**Your goal**
Filter the entries below, keeping only lines with the word "Maison".

**Provided records**
==============================

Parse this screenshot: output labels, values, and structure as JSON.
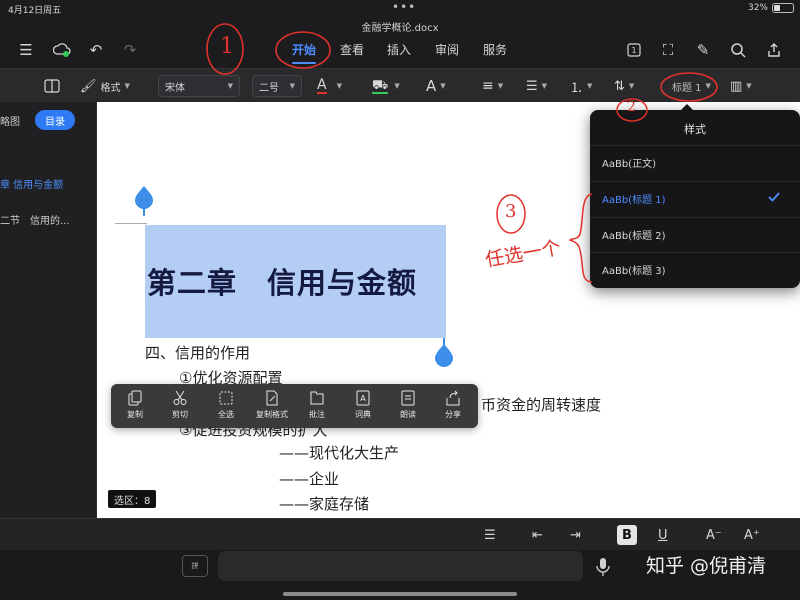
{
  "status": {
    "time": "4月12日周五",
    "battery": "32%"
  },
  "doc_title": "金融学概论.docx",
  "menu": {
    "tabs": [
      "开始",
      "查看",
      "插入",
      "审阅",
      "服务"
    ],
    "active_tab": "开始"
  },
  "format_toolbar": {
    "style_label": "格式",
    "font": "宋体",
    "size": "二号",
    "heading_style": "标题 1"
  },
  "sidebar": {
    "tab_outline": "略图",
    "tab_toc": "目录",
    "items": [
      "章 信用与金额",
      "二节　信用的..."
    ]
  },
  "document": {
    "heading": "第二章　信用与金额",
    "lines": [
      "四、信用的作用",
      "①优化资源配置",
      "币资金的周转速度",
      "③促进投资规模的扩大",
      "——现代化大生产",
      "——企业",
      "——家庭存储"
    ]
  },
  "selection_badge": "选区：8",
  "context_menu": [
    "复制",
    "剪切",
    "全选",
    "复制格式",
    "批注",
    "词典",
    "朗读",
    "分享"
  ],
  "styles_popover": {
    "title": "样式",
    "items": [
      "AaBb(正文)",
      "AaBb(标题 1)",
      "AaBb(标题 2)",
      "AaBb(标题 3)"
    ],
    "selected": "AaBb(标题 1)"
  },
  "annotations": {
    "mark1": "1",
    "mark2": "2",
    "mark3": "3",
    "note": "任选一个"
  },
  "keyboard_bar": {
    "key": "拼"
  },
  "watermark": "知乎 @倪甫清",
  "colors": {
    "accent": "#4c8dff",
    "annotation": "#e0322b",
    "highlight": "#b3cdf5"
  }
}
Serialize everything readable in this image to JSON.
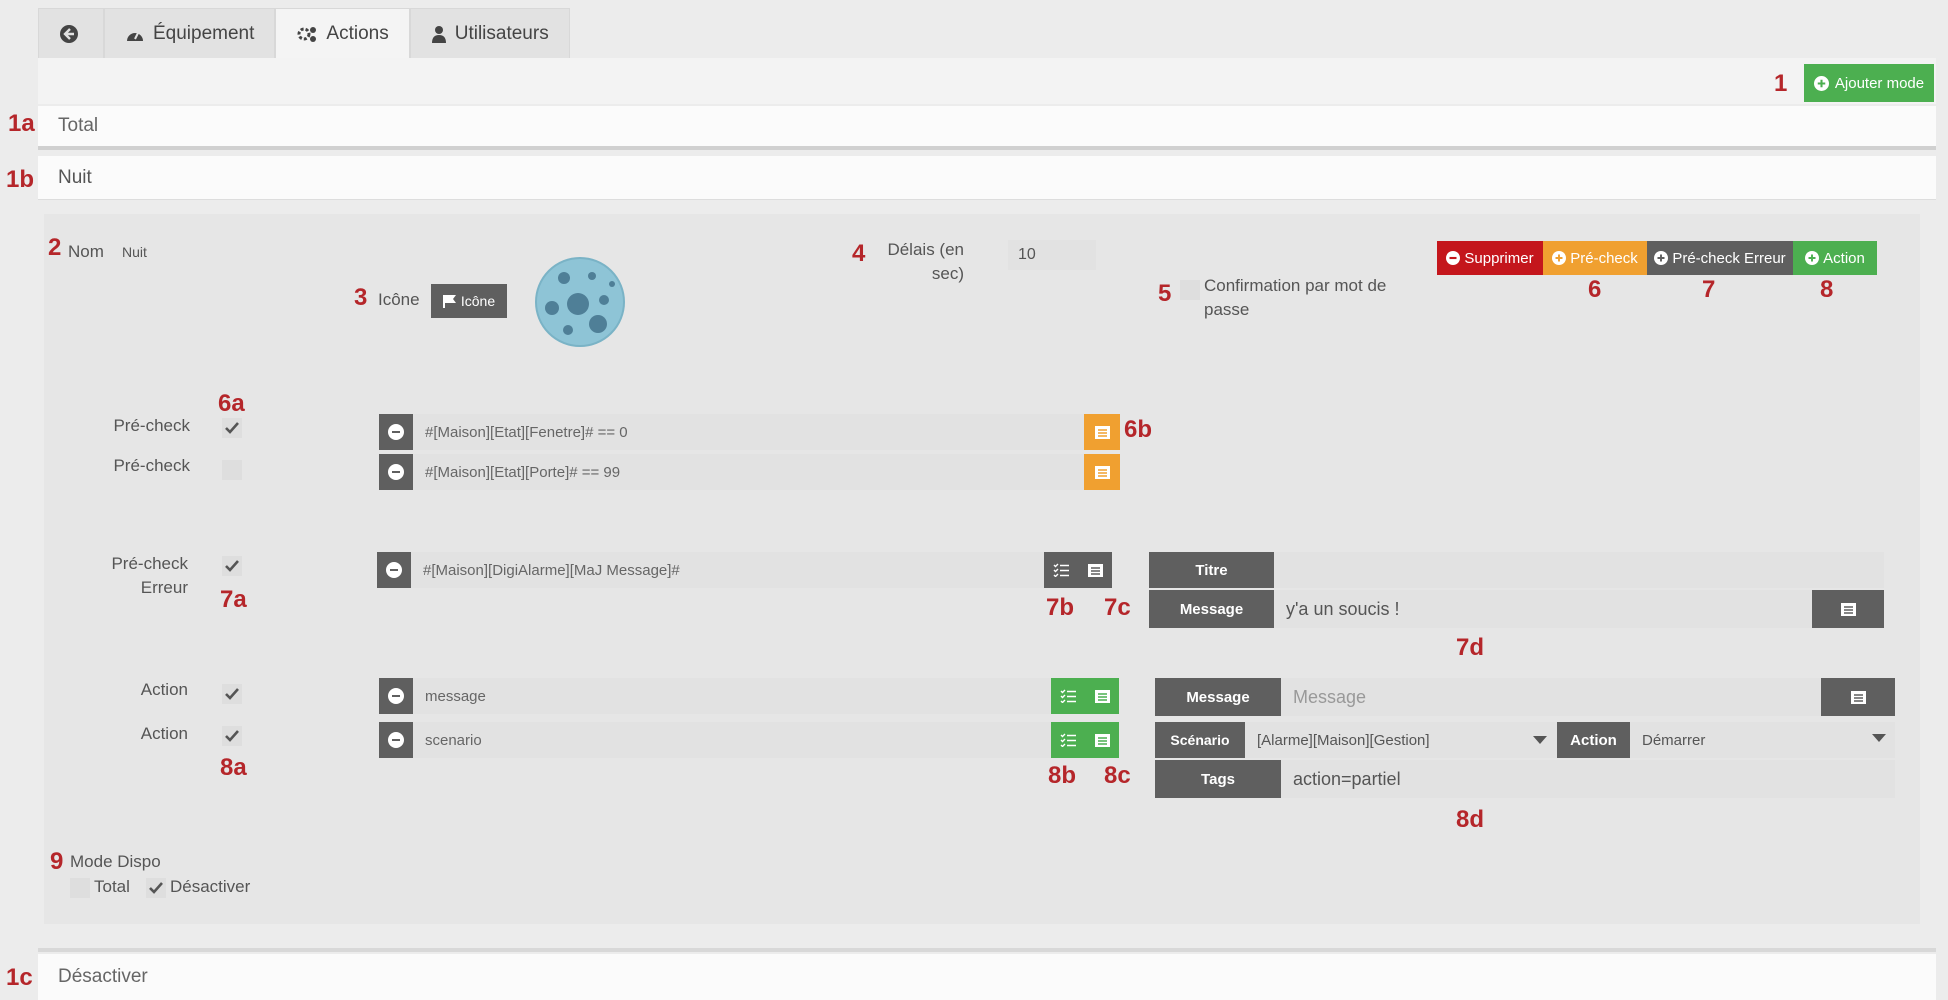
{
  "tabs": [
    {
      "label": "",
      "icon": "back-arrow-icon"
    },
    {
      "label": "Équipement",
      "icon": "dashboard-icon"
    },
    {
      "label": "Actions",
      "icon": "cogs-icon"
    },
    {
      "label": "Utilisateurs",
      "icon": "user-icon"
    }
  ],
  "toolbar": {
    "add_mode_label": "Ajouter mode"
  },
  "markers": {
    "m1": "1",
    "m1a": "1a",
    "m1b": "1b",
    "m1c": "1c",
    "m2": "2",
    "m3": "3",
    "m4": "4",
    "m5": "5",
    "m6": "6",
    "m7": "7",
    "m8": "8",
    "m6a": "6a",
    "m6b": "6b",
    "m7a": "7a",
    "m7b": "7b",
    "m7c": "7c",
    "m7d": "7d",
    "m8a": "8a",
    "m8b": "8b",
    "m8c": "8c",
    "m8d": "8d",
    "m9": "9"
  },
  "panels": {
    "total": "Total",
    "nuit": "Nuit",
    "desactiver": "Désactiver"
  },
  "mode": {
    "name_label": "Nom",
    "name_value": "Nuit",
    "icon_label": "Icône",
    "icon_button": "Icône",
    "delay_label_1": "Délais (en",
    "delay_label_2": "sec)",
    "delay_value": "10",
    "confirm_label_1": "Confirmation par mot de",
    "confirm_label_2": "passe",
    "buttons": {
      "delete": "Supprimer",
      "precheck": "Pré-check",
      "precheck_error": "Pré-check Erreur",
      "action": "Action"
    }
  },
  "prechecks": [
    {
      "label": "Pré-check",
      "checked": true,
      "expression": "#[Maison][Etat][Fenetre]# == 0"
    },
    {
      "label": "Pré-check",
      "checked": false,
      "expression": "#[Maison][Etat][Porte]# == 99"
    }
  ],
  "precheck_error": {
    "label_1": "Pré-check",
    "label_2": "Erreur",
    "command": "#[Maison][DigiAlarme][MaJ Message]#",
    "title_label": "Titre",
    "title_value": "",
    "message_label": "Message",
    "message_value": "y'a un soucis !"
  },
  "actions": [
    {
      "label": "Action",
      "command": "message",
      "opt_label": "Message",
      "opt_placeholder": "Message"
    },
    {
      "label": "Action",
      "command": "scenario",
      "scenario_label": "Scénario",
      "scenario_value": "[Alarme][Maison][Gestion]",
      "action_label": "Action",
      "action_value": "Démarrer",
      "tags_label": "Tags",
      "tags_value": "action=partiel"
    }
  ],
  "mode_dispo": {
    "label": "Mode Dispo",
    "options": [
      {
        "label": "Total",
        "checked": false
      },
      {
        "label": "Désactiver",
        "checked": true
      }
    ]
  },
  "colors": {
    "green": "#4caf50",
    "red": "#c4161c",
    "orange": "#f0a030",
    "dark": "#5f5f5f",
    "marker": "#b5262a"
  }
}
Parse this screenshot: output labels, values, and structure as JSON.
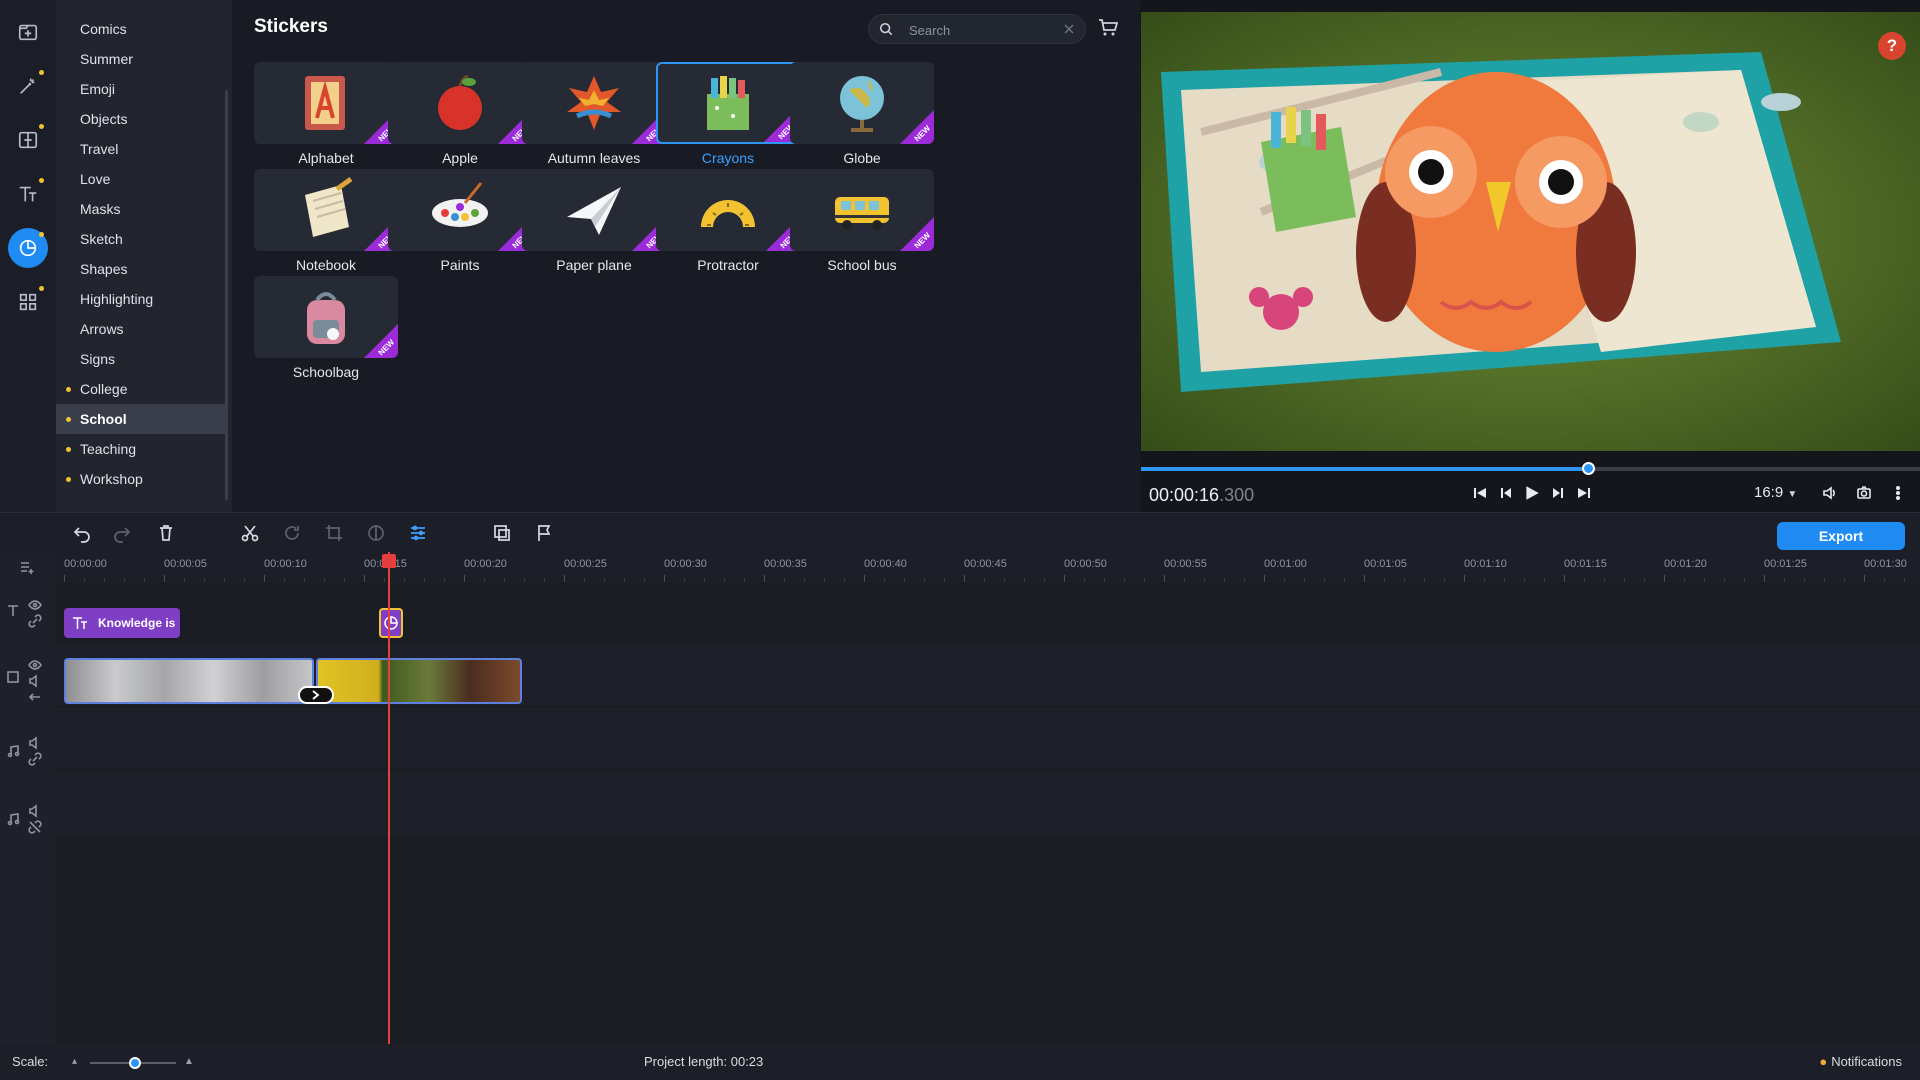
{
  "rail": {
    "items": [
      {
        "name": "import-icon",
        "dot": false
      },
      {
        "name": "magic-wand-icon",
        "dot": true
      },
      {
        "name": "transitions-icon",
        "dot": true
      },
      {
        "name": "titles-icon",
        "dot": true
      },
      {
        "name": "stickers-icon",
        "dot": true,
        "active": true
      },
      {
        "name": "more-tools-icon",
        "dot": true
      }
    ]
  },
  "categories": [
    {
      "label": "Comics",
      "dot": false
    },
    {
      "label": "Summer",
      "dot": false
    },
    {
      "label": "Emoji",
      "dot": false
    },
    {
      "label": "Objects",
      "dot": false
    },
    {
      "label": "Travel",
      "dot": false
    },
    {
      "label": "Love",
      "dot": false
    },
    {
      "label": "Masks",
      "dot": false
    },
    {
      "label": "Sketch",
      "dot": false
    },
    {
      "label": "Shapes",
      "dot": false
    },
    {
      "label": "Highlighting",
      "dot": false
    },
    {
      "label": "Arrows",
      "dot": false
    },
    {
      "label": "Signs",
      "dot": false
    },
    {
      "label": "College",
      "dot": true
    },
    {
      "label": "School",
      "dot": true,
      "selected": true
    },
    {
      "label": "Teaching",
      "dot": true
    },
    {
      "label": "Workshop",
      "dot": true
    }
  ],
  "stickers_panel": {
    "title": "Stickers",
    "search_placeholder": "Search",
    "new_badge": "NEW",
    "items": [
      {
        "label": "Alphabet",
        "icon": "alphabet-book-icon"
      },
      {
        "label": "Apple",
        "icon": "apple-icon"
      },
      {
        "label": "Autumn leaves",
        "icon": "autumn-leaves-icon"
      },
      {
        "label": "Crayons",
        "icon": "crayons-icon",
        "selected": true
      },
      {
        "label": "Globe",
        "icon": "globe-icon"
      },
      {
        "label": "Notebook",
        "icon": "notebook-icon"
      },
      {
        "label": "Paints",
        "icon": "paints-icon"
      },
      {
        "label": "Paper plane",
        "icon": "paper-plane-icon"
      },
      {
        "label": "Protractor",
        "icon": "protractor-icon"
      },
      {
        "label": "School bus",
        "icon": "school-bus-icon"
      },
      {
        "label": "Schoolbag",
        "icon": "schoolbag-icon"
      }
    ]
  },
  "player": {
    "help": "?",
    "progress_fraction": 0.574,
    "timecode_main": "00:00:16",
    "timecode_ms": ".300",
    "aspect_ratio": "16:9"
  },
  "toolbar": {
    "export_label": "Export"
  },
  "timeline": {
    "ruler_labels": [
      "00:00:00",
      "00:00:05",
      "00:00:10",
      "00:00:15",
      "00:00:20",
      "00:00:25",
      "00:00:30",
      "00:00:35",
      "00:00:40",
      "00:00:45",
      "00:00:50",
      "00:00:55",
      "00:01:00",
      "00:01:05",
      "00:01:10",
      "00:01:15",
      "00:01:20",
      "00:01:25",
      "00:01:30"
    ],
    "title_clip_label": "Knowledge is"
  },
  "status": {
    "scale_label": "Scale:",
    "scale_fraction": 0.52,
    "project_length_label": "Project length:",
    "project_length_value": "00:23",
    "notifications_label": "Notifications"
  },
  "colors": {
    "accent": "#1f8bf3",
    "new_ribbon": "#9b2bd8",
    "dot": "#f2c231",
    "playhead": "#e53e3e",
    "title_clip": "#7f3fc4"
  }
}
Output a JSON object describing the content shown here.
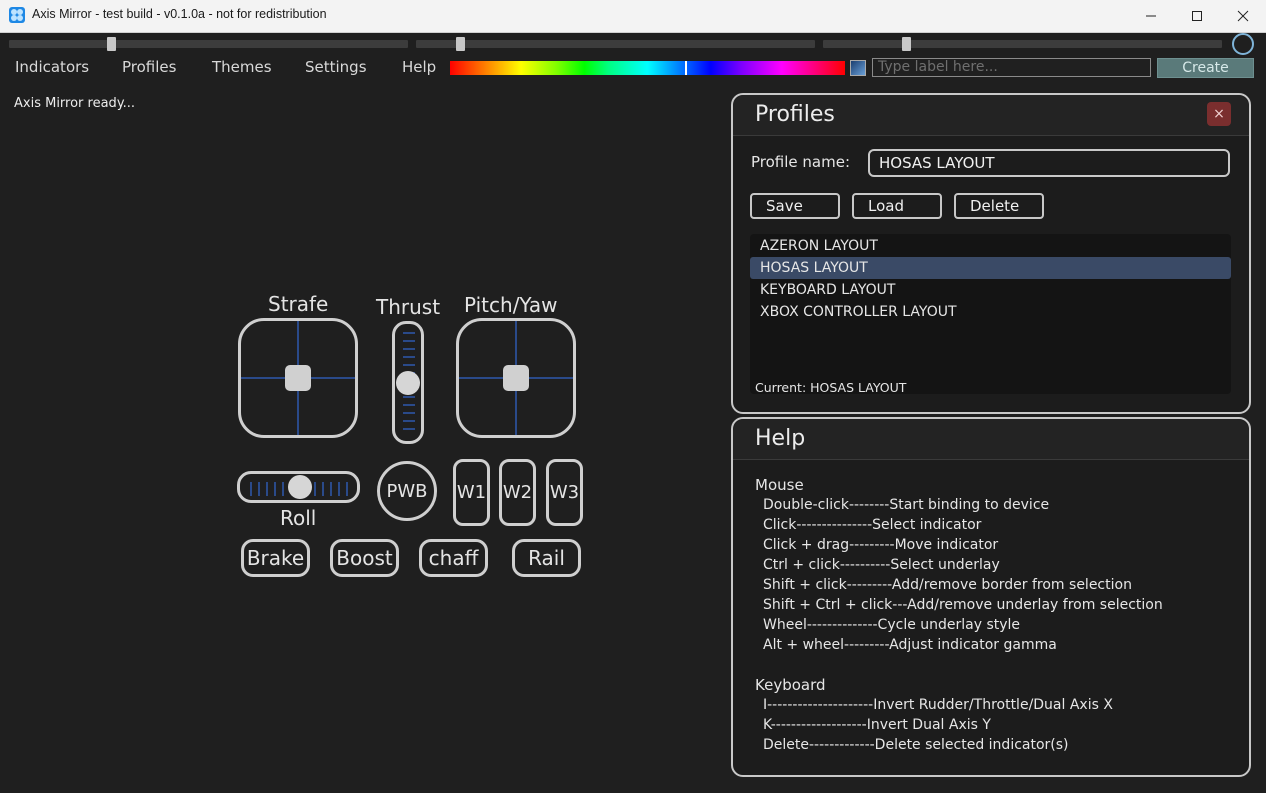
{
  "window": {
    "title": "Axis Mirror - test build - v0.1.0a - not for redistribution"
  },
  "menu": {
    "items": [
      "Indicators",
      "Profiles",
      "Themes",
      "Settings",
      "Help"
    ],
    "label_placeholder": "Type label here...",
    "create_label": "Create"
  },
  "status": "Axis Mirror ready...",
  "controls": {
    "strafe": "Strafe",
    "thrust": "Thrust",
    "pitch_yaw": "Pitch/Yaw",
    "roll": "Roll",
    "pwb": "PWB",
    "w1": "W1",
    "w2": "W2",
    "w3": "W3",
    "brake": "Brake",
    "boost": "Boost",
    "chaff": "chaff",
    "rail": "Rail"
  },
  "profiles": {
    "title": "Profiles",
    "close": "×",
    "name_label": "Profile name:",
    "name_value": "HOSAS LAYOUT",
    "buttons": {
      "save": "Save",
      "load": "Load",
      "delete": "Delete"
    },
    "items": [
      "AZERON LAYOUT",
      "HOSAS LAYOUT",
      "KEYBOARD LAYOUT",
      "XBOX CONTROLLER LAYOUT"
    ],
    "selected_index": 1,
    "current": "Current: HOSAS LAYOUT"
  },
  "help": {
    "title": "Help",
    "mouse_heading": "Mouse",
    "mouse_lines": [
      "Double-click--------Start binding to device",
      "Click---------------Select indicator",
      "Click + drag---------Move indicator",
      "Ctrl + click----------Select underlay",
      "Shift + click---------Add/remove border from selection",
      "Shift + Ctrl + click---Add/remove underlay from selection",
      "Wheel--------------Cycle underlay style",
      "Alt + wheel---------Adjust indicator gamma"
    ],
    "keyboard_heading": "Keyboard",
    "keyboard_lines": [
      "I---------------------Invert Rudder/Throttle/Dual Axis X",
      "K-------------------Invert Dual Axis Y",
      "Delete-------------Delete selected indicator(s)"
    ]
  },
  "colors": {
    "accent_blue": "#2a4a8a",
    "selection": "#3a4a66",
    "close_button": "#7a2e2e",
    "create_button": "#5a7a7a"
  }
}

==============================

**Exercise response**
      "expression": "#[Maison][Etat][Fenetre]# == 0"
      "expression": "#[Maison][Etat][Porte]# == 99"
    "command": "#[Maison][DigiAlarme][MaJ Message]#",
      "scenario_value": "[Alarme][Maison][Gestion]",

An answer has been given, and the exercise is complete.